> **Your task**: For the entries below, say how many lines include the word "JSON" and add nothing else.

> **Given data**:
▼

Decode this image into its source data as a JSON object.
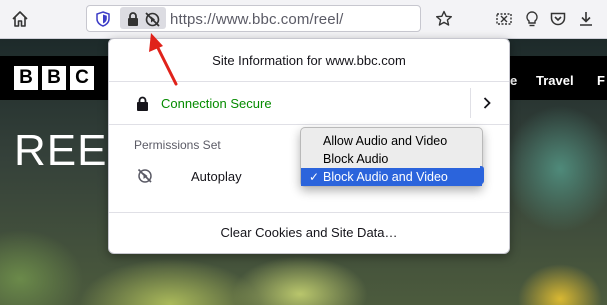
{
  "browser": {
    "url": "https://www.bbc.com/reel/"
  },
  "page": {
    "logo_letters": [
      "B",
      "B",
      "C"
    ],
    "nav_items": [
      "e",
      "Travel",
      "F"
    ],
    "title": "REEL"
  },
  "panel": {
    "title": "Site Information for www.bbc.com",
    "connection_label": "Connection Secure",
    "permissions_label": "Permissions Set",
    "autoplay_label": "Autoplay",
    "clear_label": "Clear Cookies and Site Data…"
  },
  "autoplay_dropdown": {
    "options": [
      "Allow Audio and Video",
      "Block Audio",
      "Block Audio and Video"
    ],
    "selected": "Block Audio and Video",
    "check_glyph": "✓"
  },
  "colors": {
    "secure_green": "#058b00",
    "selection_blue": "#2b64dc",
    "annotation_red": "#e0221a"
  },
  "icons": {
    "toolbar_left": [
      "home-icon"
    ],
    "urlbar": [
      "tracking-protection-shield-icon",
      "lock-icon",
      "autoplay-blocked-icon"
    ],
    "toolbar_right": [
      "bookmark-star-icon",
      "screenshot-icon",
      "lightbulb-icon",
      "pocket-icon",
      "download-icon"
    ]
  }
}
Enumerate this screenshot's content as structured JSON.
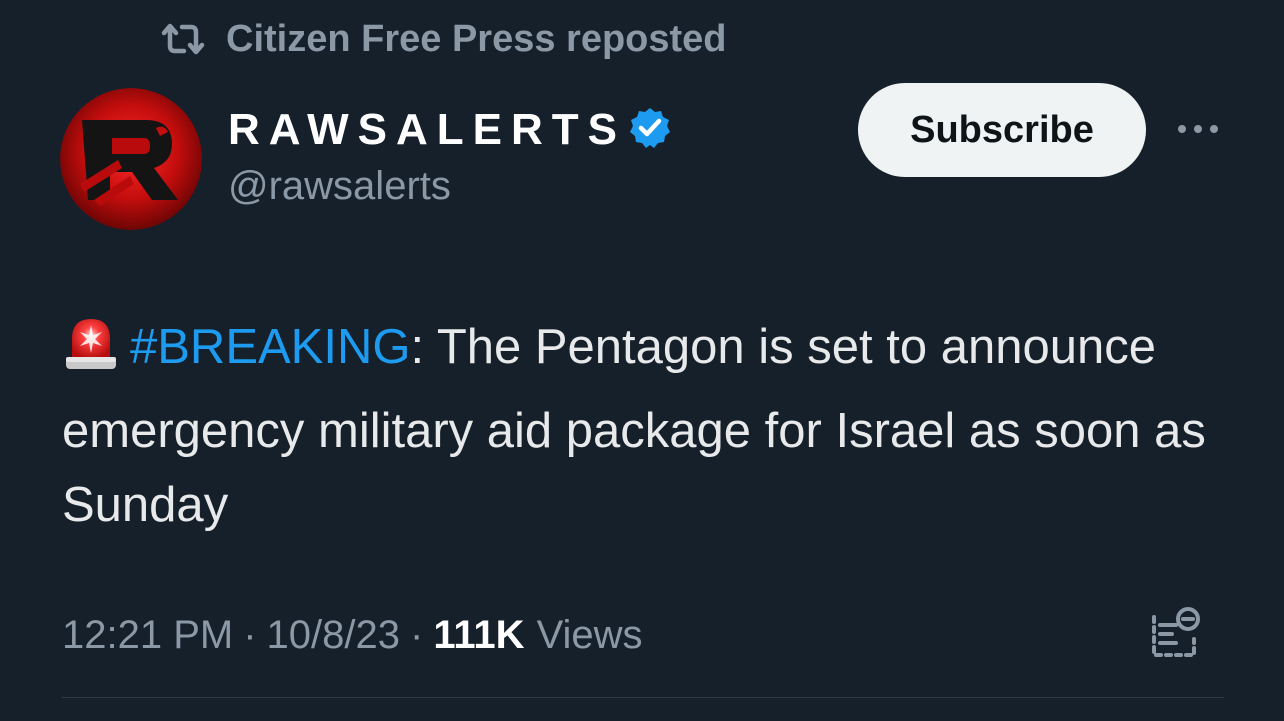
{
  "repost": {
    "icon": "repost-icon",
    "text": "Citizen Free Press reposted"
  },
  "author": {
    "avatar_icon": "rawsalerts-logo",
    "display_name": "RAWSALERTS",
    "verified_icon": "verified-badge-icon",
    "handle": "@rawsalerts"
  },
  "actions": {
    "subscribe_label": "Subscribe",
    "more_icon": "more-horizontal-icon"
  },
  "tweet": {
    "emoji_icon": "police-siren-icon",
    "hashtag": "#BREAKING",
    "body_after_hashtag": ": The Pentagon is set to announce emergency military aid package for Israel as soon as Sunday"
  },
  "meta": {
    "time": "12:21 PM",
    "separator": "·",
    "date": "10/8/23",
    "views_count": "111K",
    "views_label": "Views",
    "analytics_icon": "post-analytics-icon"
  },
  "colors": {
    "background": "#16202b",
    "accent": "#1d9bf0",
    "secondary_text": "#8b98a5",
    "primary_text": "#e7e9ea"
  }
}
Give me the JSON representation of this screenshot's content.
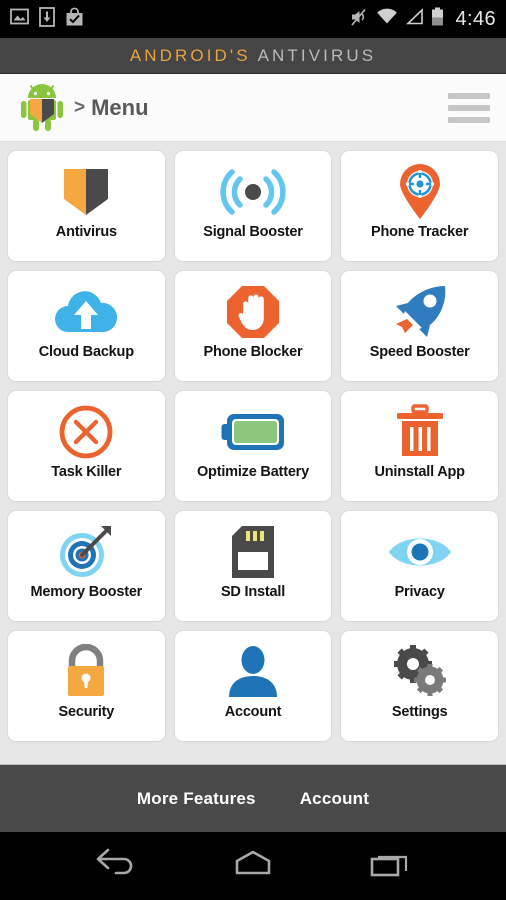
{
  "statusbar": {
    "left_icons": [
      "image-icon",
      "download-icon",
      "play-store-bag-icon"
    ],
    "right_icons": [
      "mute-icon",
      "wifi-icon",
      "cell-signal-icon",
      "battery-icon"
    ],
    "time": "4:46"
  },
  "brand": {
    "part1": "ANDROID'S",
    "part2": "ANTIVIRUS",
    "color1": "#e8a33d",
    "color2": "#b9b9b9",
    "bg": "#454545"
  },
  "header": {
    "logo": "android-shield-logo",
    "separator": ">",
    "title": "Menu",
    "menu_icon": "hamburger-menu-icon"
  },
  "grid": {
    "tiles": [
      {
        "label": "Antivirus",
        "icon": "shield-icon"
      },
      {
        "label": "Signal Booster",
        "icon": "signal-waves-icon"
      },
      {
        "label": "Phone Tracker",
        "icon": "map-pin-crosshair-icon"
      },
      {
        "label": "Cloud Backup",
        "icon": "cloud-upload-icon"
      },
      {
        "label": "Phone Blocker",
        "icon": "stop-hand-icon"
      },
      {
        "label": "Speed Booster",
        "icon": "rocket-icon"
      },
      {
        "label": "Task Killer",
        "icon": "circle-x-icon"
      },
      {
        "label": "Optimize Battery",
        "icon": "battery-full-icon"
      },
      {
        "label": "Uninstall App",
        "icon": "trash-can-icon"
      },
      {
        "label": "Memory Booster",
        "icon": "target-arrow-icon"
      },
      {
        "label": "SD Install",
        "icon": "sd-card-icon"
      },
      {
        "label": "Privacy",
        "icon": "eye-icon"
      },
      {
        "label": "Security",
        "icon": "padlock-icon"
      },
      {
        "label": "Account",
        "icon": "person-icon"
      },
      {
        "label": "Settings",
        "icon": "gears-icon"
      }
    ]
  },
  "tabbar": {
    "items": [
      {
        "label": "More Features"
      },
      {
        "label": "Account"
      }
    ]
  },
  "navbar": {
    "buttons": [
      "back-button",
      "home-button",
      "recents-button"
    ]
  },
  "colors": {
    "accent_orange": "#ec6330",
    "accent_amber": "#f5a83f",
    "accent_blue": "#1f74b8",
    "accent_lightblue": "#62c6ee",
    "dark_gray": "#4a4a4a",
    "page_bg": "#e6e6e6"
  }
}
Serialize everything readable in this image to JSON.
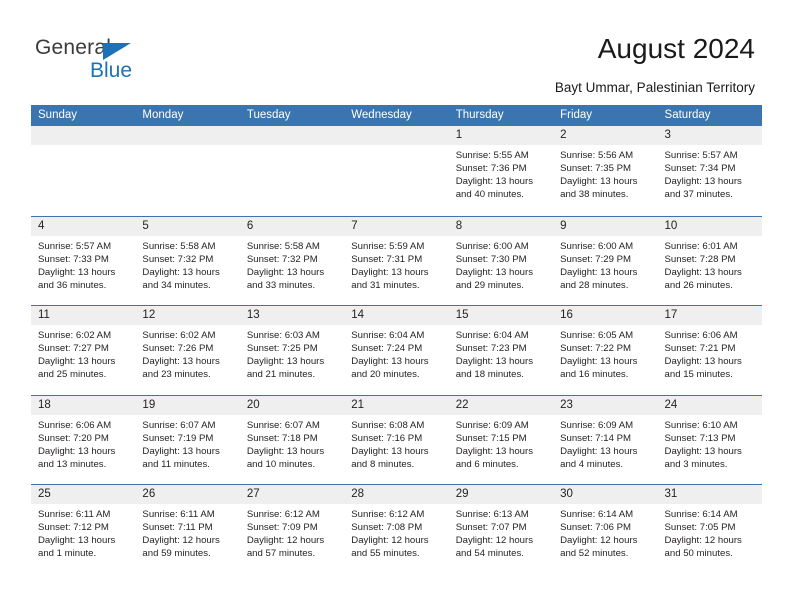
{
  "brand": {
    "name_top": "General",
    "name_bottom": "Blue",
    "accent_color": "#1b72b8"
  },
  "header": {
    "title": "August 2024",
    "subtitle": "Bayt Ummar, Palestinian Territory"
  },
  "calendar": {
    "header_color": "#3a75b0",
    "day_band_color": "#efefef",
    "weekday_names": [
      "Sunday",
      "Monday",
      "Tuesday",
      "Wednesday",
      "Thursday",
      "Friday",
      "Saturday"
    ],
    "weeks": [
      [
        {
          "date": "",
          "lines": []
        },
        {
          "date": "",
          "lines": []
        },
        {
          "date": "",
          "lines": []
        },
        {
          "date": "",
          "lines": []
        },
        {
          "date": "1",
          "lines": [
            "Sunrise: 5:55 AM",
            "Sunset: 7:36 PM",
            "Daylight: 13 hours",
            "and 40 minutes."
          ]
        },
        {
          "date": "2",
          "lines": [
            "Sunrise: 5:56 AM",
            "Sunset: 7:35 PM",
            "Daylight: 13 hours",
            "and 38 minutes."
          ]
        },
        {
          "date": "3",
          "lines": [
            "Sunrise: 5:57 AM",
            "Sunset: 7:34 PM",
            "Daylight: 13 hours",
            "and 37 minutes."
          ]
        }
      ],
      [
        {
          "date": "4",
          "lines": [
            "Sunrise: 5:57 AM",
            "Sunset: 7:33 PM",
            "Daylight: 13 hours",
            "and 36 minutes."
          ]
        },
        {
          "date": "5",
          "lines": [
            "Sunrise: 5:58 AM",
            "Sunset: 7:32 PM",
            "Daylight: 13 hours",
            "and 34 minutes."
          ]
        },
        {
          "date": "6",
          "lines": [
            "Sunrise: 5:58 AM",
            "Sunset: 7:32 PM",
            "Daylight: 13 hours",
            "and 33 minutes."
          ]
        },
        {
          "date": "7",
          "lines": [
            "Sunrise: 5:59 AM",
            "Sunset: 7:31 PM",
            "Daylight: 13 hours",
            "and 31 minutes."
          ]
        },
        {
          "date": "8",
          "lines": [
            "Sunrise: 6:00 AM",
            "Sunset: 7:30 PM",
            "Daylight: 13 hours",
            "and 29 minutes."
          ]
        },
        {
          "date": "9",
          "lines": [
            "Sunrise: 6:00 AM",
            "Sunset: 7:29 PM",
            "Daylight: 13 hours",
            "and 28 minutes."
          ]
        },
        {
          "date": "10",
          "lines": [
            "Sunrise: 6:01 AM",
            "Sunset: 7:28 PM",
            "Daylight: 13 hours",
            "and 26 minutes."
          ]
        }
      ],
      [
        {
          "date": "11",
          "lines": [
            "Sunrise: 6:02 AM",
            "Sunset: 7:27 PM",
            "Daylight: 13 hours",
            "and 25 minutes."
          ]
        },
        {
          "date": "12",
          "lines": [
            "Sunrise: 6:02 AM",
            "Sunset: 7:26 PM",
            "Daylight: 13 hours",
            "and 23 minutes."
          ]
        },
        {
          "date": "13",
          "lines": [
            "Sunrise: 6:03 AM",
            "Sunset: 7:25 PM",
            "Daylight: 13 hours",
            "and 21 minutes."
          ]
        },
        {
          "date": "14",
          "lines": [
            "Sunrise: 6:04 AM",
            "Sunset: 7:24 PM",
            "Daylight: 13 hours",
            "and 20 minutes."
          ]
        },
        {
          "date": "15",
          "lines": [
            "Sunrise: 6:04 AM",
            "Sunset: 7:23 PM",
            "Daylight: 13 hours",
            "and 18 minutes."
          ]
        },
        {
          "date": "16",
          "lines": [
            "Sunrise: 6:05 AM",
            "Sunset: 7:22 PM",
            "Daylight: 13 hours",
            "and 16 minutes."
          ]
        },
        {
          "date": "17",
          "lines": [
            "Sunrise: 6:06 AM",
            "Sunset: 7:21 PM",
            "Daylight: 13 hours",
            "and 15 minutes."
          ]
        }
      ],
      [
        {
          "date": "18",
          "lines": [
            "Sunrise: 6:06 AM",
            "Sunset: 7:20 PM",
            "Daylight: 13 hours",
            "and 13 minutes."
          ]
        },
        {
          "date": "19",
          "lines": [
            "Sunrise: 6:07 AM",
            "Sunset: 7:19 PM",
            "Daylight: 13 hours",
            "and 11 minutes."
          ]
        },
        {
          "date": "20",
          "lines": [
            "Sunrise: 6:07 AM",
            "Sunset: 7:18 PM",
            "Daylight: 13 hours",
            "and 10 minutes."
          ]
        },
        {
          "date": "21",
          "lines": [
            "Sunrise: 6:08 AM",
            "Sunset: 7:16 PM",
            "Daylight: 13 hours",
            "and 8 minutes."
          ]
        },
        {
          "date": "22",
          "lines": [
            "Sunrise: 6:09 AM",
            "Sunset: 7:15 PM",
            "Daylight: 13 hours",
            "and 6 minutes."
          ]
        },
        {
          "date": "23",
          "lines": [
            "Sunrise: 6:09 AM",
            "Sunset: 7:14 PM",
            "Daylight: 13 hours",
            "and 4 minutes."
          ]
        },
        {
          "date": "24",
          "lines": [
            "Sunrise: 6:10 AM",
            "Sunset: 7:13 PM",
            "Daylight: 13 hours",
            "and 3 minutes."
          ]
        }
      ],
      [
        {
          "date": "25",
          "lines": [
            "Sunrise: 6:11 AM",
            "Sunset: 7:12 PM",
            "Daylight: 13 hours",
            "and 1 minute."
          ]
        },
        {
          "date": "26",
          "lines": [
            "Sunrise: 6:11 AM",
            "Sunset: 7:11 PM",
            "Daylight: 12 hours",
            "and 59 minutes."
          ]
        },
        {
          "date": "27",
          "lines": [
            "Sunrise: 6:12 AM",
            "Sunset: 7:09 PM",
            "Daylight: 12 hours",
            "and 57 minutes."
          ]
        },
        {
          "date": "28",
          "lines": [
            "Sunrise: 6:12 AM",
            "Sunset: 7:08 PM",
            "Daylight: 12 hours",
            "and 55 minutes."
          ]
        },
        {
          "date": "29",
          "lines": [
            "Sunrise: 6:13 AM",
            "Sunset: 7:07 PM",
            "Daylight: 12 hours",
            "and 54 minutes."
          ]
        },
        {
          "date": "30",
          "lines": [
            "Sunrise: 6:14 AM",
            "Sunset: 7:06 PM",
            "Daylight: 12 hours",
            "and 52 minutes."
          ]
        },
        {
          "date": "31",
          "lines": [
            "Sunrise: 6:14 AM",
            "Sunset: 7:05 PM",
            "Daylight: 12 hours",
            "and 50 minutes."
          ]
        }
      ]
    ]
  }
}
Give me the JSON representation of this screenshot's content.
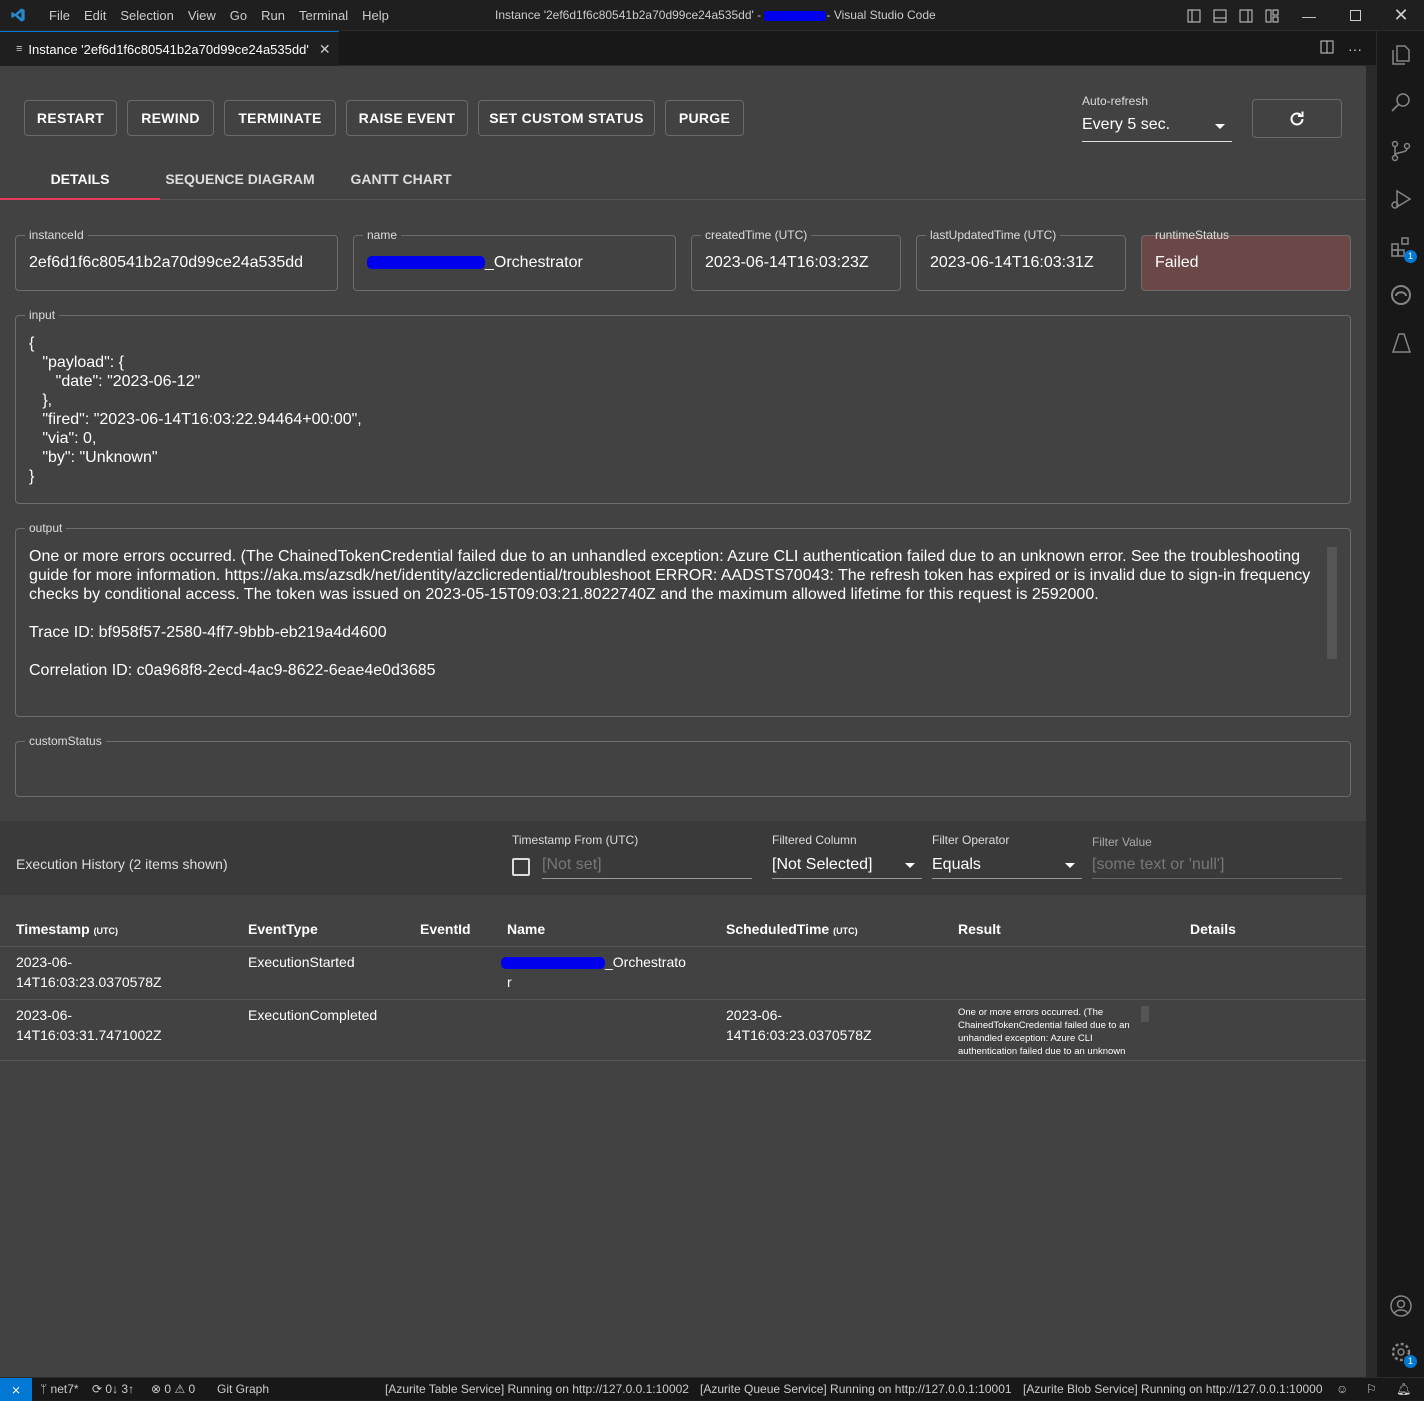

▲

> **Exercise output**: 5